Readers almost certainly will be fascinated by Jaycee Lee Dugard's account of her 18 years in captivity when her memoir is released this summer. No doubt her publisher will reap a bounty of sales. The question is what Dugard will get out of it.
Now in her early 30s, she doesn't need the money. The Legislature approved a $20-million settlement for her and her family, in recognition of a parole officer's failure to properly check on her kidnapper, Phillip Garrido, a previously registered sex offender. She doesn't need the fame either. She's been in the news in ways that would make anyone uncomfortable; hardly a person in the country doesn't know at least something about her imprisonment in a shed in a suburban backyard, sexually abused by Garrido, giving birth to her first child when she was 14.

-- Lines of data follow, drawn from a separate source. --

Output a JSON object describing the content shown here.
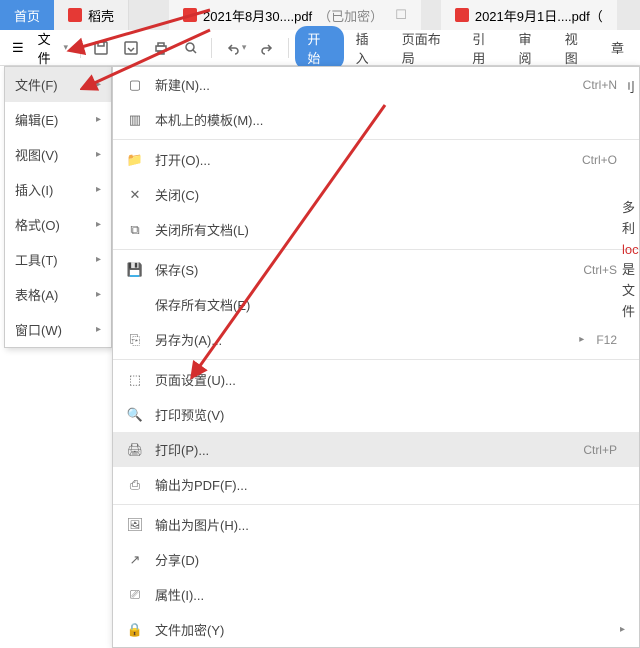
{
  "tabs": {
    "home": "首页",
    "dockshell": "稻壳",
    "pdf1": "2021年8月30....pdf",
    "pdf1_suffix": "（已加密）",
    "pdf2": "2021年9月1日....pdf（"
  },
  "toolbar": {
    "file": "文件",
    "start": "开始",
    "insert": "插入",
    "layout": "页面布局",
    "reference": "引用",
    "review": "审阅",
    "view": "视图",
    "chapter": "章"
  },
  "side": {
    "file": "文件(F)",
    "edit": "编辑(E)",
    "view": "视图(V)",
    "insert": "插入(I)",
    "format": "格式(O)",
    "tools": "工具(T)",
    "table": "表格(A)",
    "window": "窗口(W)"
  },
  "sub": {
    "new": "新建(N)...",
    "template": "本机上的模板(M)...",
    "open": "打开(O)...",
    "close": "关闭(C)",
    "close_all": "关闭所有文档(L)",
    "save": "保存(S)",
    "save_all": "保存所有文档(E)",
    "save_as": "另存为(A)...",
    "page_setup": "页面设置(U)...",
    "print_preview": "打印预览(V)",
    "print": "打印(P)...",
    "export_pdf": "输出为PDF(F)...",
    "export_img": "输出为图片(H)...",
    "share": "分享(D)",
    "properties": "属性(I)...",
    "encrypt": "文件加密(Y)"
  },
  "shortcuts": {
    "new": "Ctrl+N",
    "open": "Ctrl+O",
    "save": "Ctrl+S",
    "save_as": "F12",
    "print": "Ctrl+P"
  },
  "right_text": "刂\n\n多利\nloc\n是\n文件"
}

These days, any strange or tragic event, especially if it is tinged with the salacious, is Internet fare. If it's sensational enough, that is followed by an instant ghostwritten book, and maybe a movie. Publicists and agents pound at the metaphorical door and sometimes the physical one and pressure even fairly sophisticated people into spilling it all. The process lacks dignity, and the results often aren't very good.